The SmartEyeglass API allows you to control what is displayed on the device, and to access and control the device sensors, such as the accelerometer, compass, camera, microphone, and so on. In this section, you’ll find a number of different guides talking you through the depths of SmartEyeglass development.
Not sure where to start? Check out this summary of guides, and click any of the guide names to learn more.
See the Design guidelines
for recommendations on UI design that conforms to Sony standards and conventions, and that ensures the user’s safety when wearing the SmartEyeglass device.
Every extension must provide basic configuration information about the app and its capabilities to the Smart Extensions framework.
- User interface
This guide shows specific techniques for defining an application UI for the SmartEyeglass display. You can render bitmaps or XML-based layouts, handle user-interaction events, and customize transitions between screens in your UI with built-in animation effects.
Define a widget that is suited to the SmartEyeglass display and use it as the entry-point card for your app.
Example of an entry-point card.
There are simple predefined dialogs for alerts and user notifications, and custom dialogs that you can use for multiple selection options and small menus.
Example of dialog with OK button.
A notification is a message displayed on the SmartEyeglass such as a Facebook update, Calendar alert, or SMS. You can display notifications to the user using the Notification API and the information displayed in each notification can be customized.
Example of a notification display.
- Sensor data
You can access data collected by the various sensors. SmartEyeglass has an accelerometer, a magnetic field sensor, and a gyroscope (a rotation vector sensor) that provide information about the user’s head movement, attitude, and direction. A light sensor provides information about ambient brightness.
Example of accelerometer sensor data.
The SmartEyeglass built-in camera can record still pictures or video, or it can save a real-time JPG stream to memory.
- AR rendering
Learn how to overlay a dynamic display onto real-world objects as they appear in the view the user sees through the SmartEyeglass.
- Voice-to-text input
SmartEyeglass can receive voice input from the built-in microphone, and translate voice into text.
Voice-to-text input operation in active mode.
- Audio I/O
The SmartEyeglass device acts as a Bluetooth headset. You can use the Android Bluetooth Hands-Free Profile (BT HFP) API to capture sound and play back audio as you would for any standard Bluetooth headset.

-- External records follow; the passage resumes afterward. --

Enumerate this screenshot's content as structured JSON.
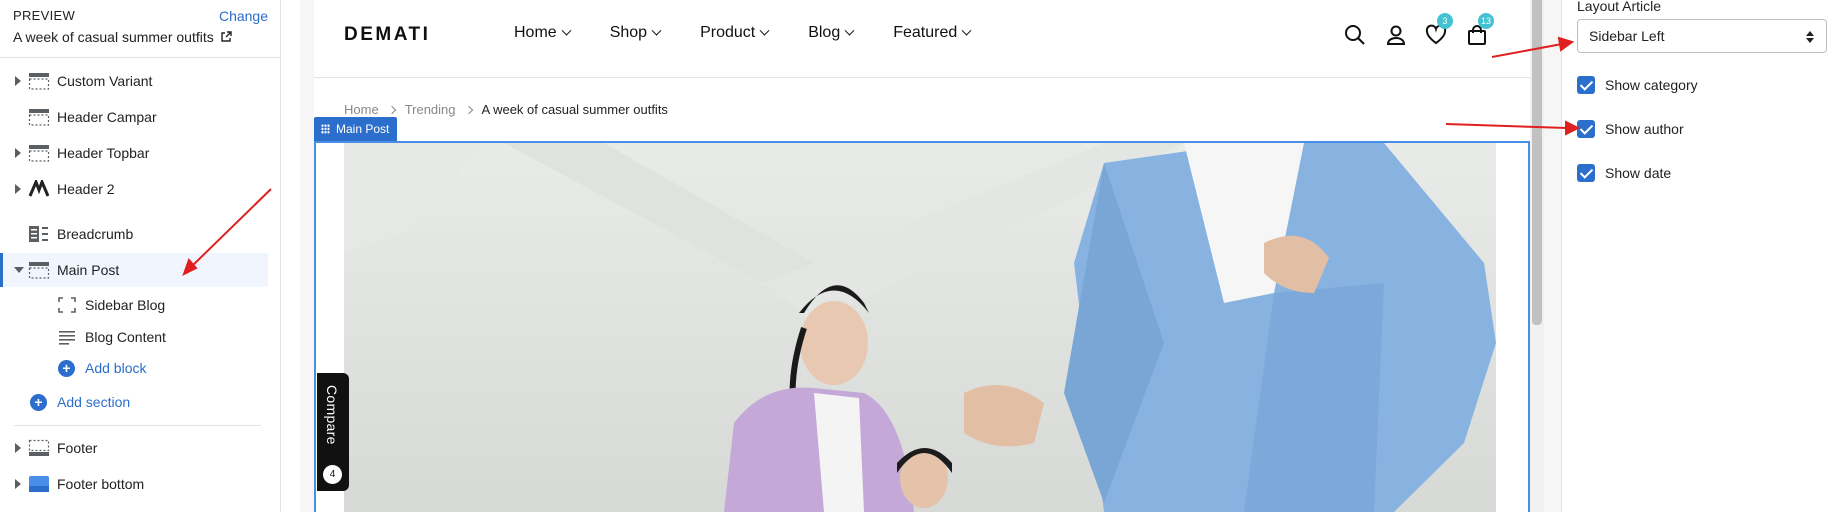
{
  "preview": {
    "label": "PREVIEW",
    "change": "Change",
    "title": "A week of casual summer outfits"
  },
  "sections": [
    {
      "label": "Custom Variant"
    },
    {
      "label": "Header Campar"
    },
    {
      "label": "Header Topbar"
    },
    {
      "label": "Header 2"
    },
    {
      "label": "Breadcrumb"
    },
    {
      "label": "Main Post"
    },
    {
      "label": "Footer"
    },
    {
      "label": "Footer bottom"
    }
  ],
  "blocks": [
    {
      "label": "Sidebar Blog"
    },
    {
      "label": "Blog Content"
    }
  ],
  "add_block": "Add block",
  "add_section": "Add section",
  "site": {
    "logo": "DEMATI",
    "nav": [
      "Home",
      "Shop",
      "Product",
      "Blog",
      "Featured"
    ],
    "wishlist_count": "3",
    "cart_count": "13",
    "breadcrumb": [
      "Home",
      "Trending",
      "A week of casual summer outfits"
    ],
    "section_tag": "Main Post",
    "compare_label": "Compare",
    "compare_count": "4"
  },
  "settings": {
    "layout_label": "Layout Article",
    "layout_value": "Sidebar Left",
    "options": [
      {
        "label": "Show category",
        "checked": true
      },
      {
        "label": "Show author",
        "checked": true
      },
      {
        "label": "Show date",
        "checked": true
      }
    ]
  },
  "colors": {
    "accent": "#2c6ecb",
    "annotation": "#e02020",
    "badge": "#42c2d2"
  }
}
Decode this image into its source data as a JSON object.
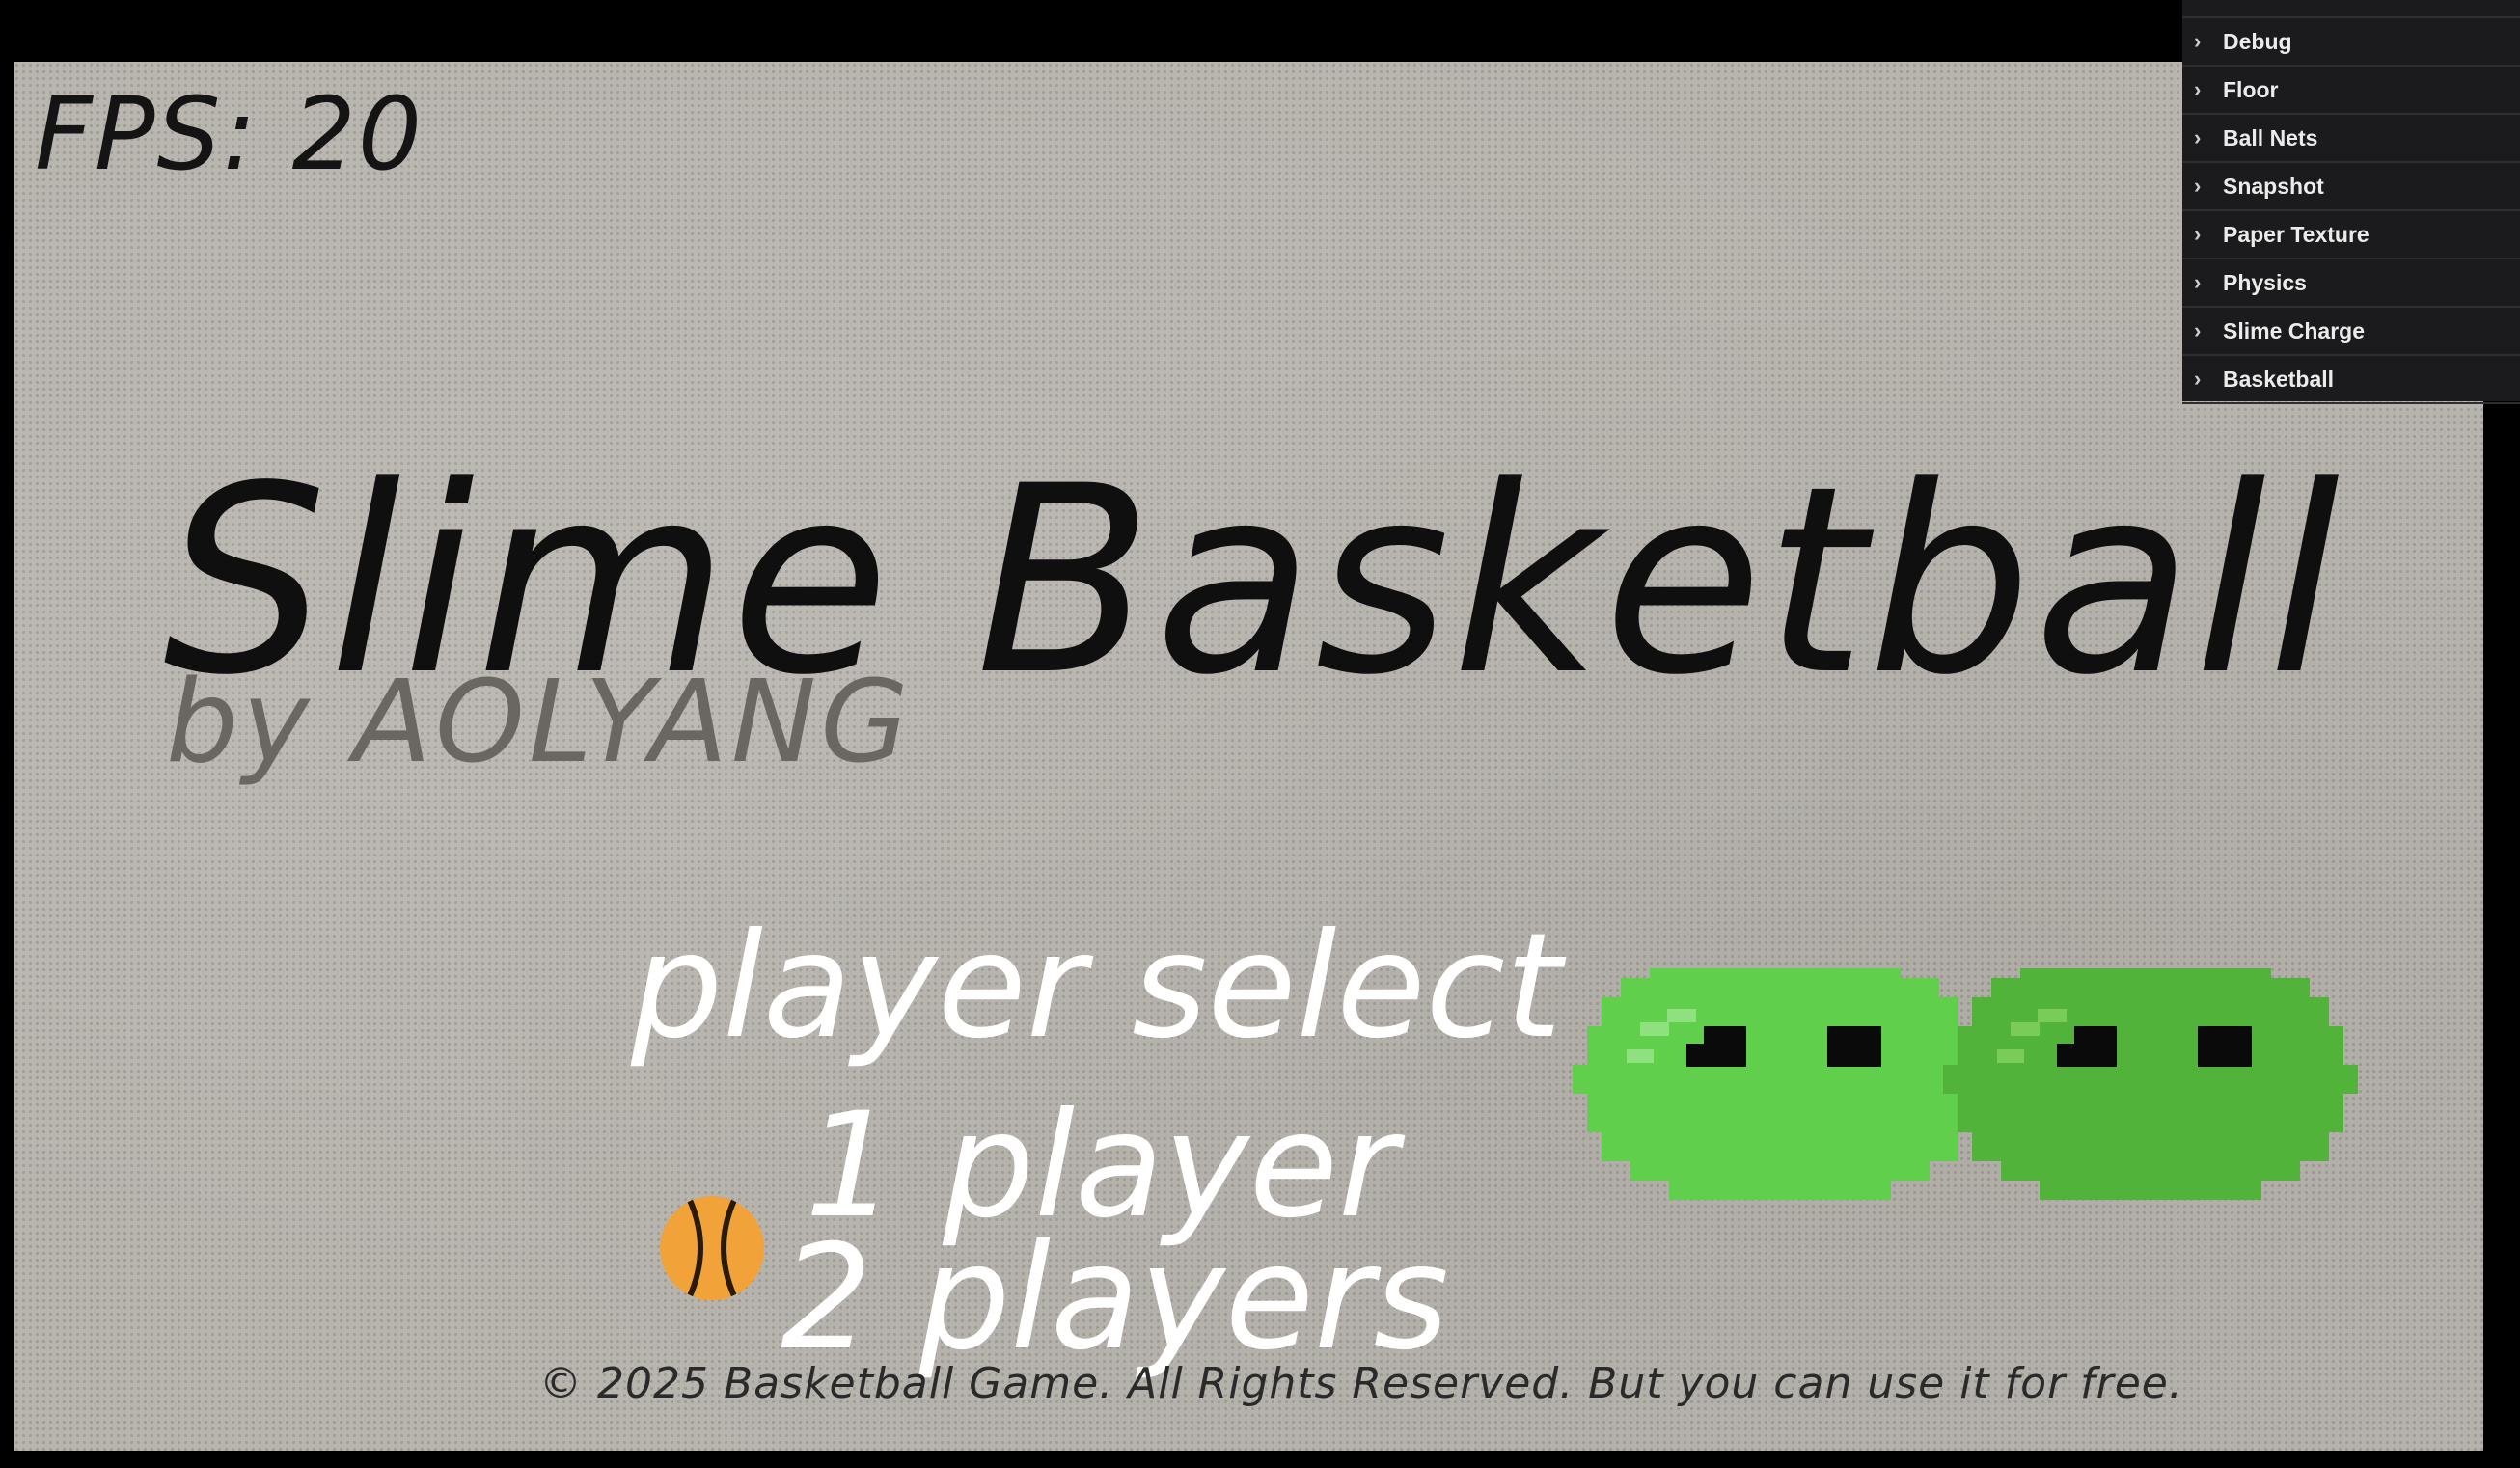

- Settings guide
Utility methods allow you to control settings such as safe display mode, whether the connection is Bluetooth or WiFi, and whether to play a sound on the controller’s speaker in response to particular events.